There was more than a decade punctuated by fresh destinations and disappointed hopes before he set out on the expedition with reports that traces of gold had been found in a tributary of the Palmer River and Mulligan decided to investigate himself.

But Hann's report came with a health warning to anyone undertaking such an expedition in search of gold.

As well as casting doubt on the amount of payable gold any prospector would find, he highlighted the dangers of starving to death or being killed by Aborigines.

Partly as a result of Hann's ominous warnings, Mulligan struggled to find enough men willing to take part in the expedition, but finally, on 5 June 1873, the party of six left Georgetown for a journey historian Mike Rimmer says Mulligan knew could cost him his life.

They reached the Palmer River 24 days later and spent the next couple of months searching for gold in the riverbed and also a number of its tributaries.

By then end of August Mulligan was convinced the Palmer River contained enough gold to make it payable, but they had only managed to stockpile enough to pay their expedition.
He believed they could have had three times the amount of gold they had amassed had they spent less time prospecting, but provisions were starting to run low and they needed to return to Georgetown to replenish their supplies.

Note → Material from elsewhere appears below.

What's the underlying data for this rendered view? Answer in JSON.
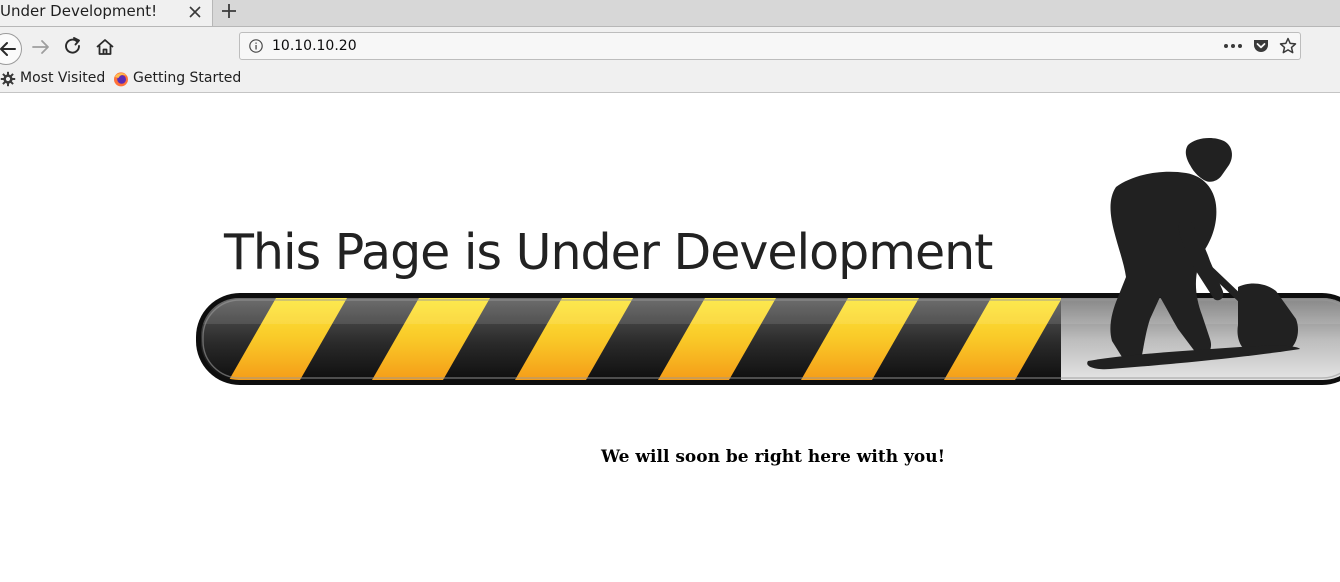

Mulligan and his party faced a dilemma; whether or not to keep their discovery from the people of Georgetown and to pretend Hann was right when he said there was not enough payable gold to make the risk of journey to the Palmer River worthwhile.

But it was the policy of the Queensland Government to give a £1,000 reward to anyone who discovered a new goldfield and in his autobiography Mulligan admitted it was this that persuaded him to report his success.

When he got back to Georgetown he went straight to the office of the local mining warden and the news caused a sensation.

Rimmer describes the Palmer River Goldfield as "one of the most bountiful in Australian history."
It meant the creation of new towns and roads as an estimated 30,000 people, around two-thirds of them from the Chinese province of Canton, flocked to the area, although many of these settlements became ghost towns when the gold ran dry.

The Palmer River made Mulligan famous, but not rich. In the next three years Rimmer says he continued to live the life of a nomad, travelling through some of the wildest, most inhospitable parts of Queensland in his quest for valuable minerals.

In 1876 Mulligan defied the odds by locating another major goldfield, the Hodgkinson Goldfield.
Its make-up meant that, in like the River Palmer Goldfield, it wouldn't be able to support a large number of independent miners.

Rimmer writes; "In order to prise the gold from the ground sizeable amounts of capital would be needed and only large mining companies would be able to provide this."

But it provided thousands of people with jobs and also led to the creation of two of North Queensland best known towns, Cairns and Port Douglas.

The discovery of new goldfields came at a huge price in human terms, borne mainly by the native Aborigine population.

As Rimmer puts it in his book: "Eventually a combination of Sniper rifles, starvation and diseases for which they had no immunity bludgeoned the Aborigine into submission, and a way of life that had endured for up to 40,000 years was snuffed out in less than a quarter of a century".
At some point in the mid 1870s an imposing sandstone mountain was named Mount Mulligan in honour of the explorer. (In 1921 it was the scene of tragedy, when 75 people were killed in a coal mining disaster).

In 1877 Mulligan settled at Thornborough on the Hodgkinson Goldfield and opened a general store but the store failed and in 1879 he was declared bankrupt, leaving Thornborough to begin prospecting afresh for minerals.

He married a 47-year-old widower, Fanny Maria Buls, in Brisbane in 1903.
He died four years later, in August 1907, after what Rimmer describes as an altercation in a bar.
According to some reports he was injured trying to protect a woman from a drunkard and died the following day in the hospital at Mount Molloy.

Author's search for more facts on Mulligan's early life
It is over 30 years since Mike Rimmer first ventured to the Ballyward area to unearth more facts about Mulligan's formative years.

Courtesy of Mourne Observer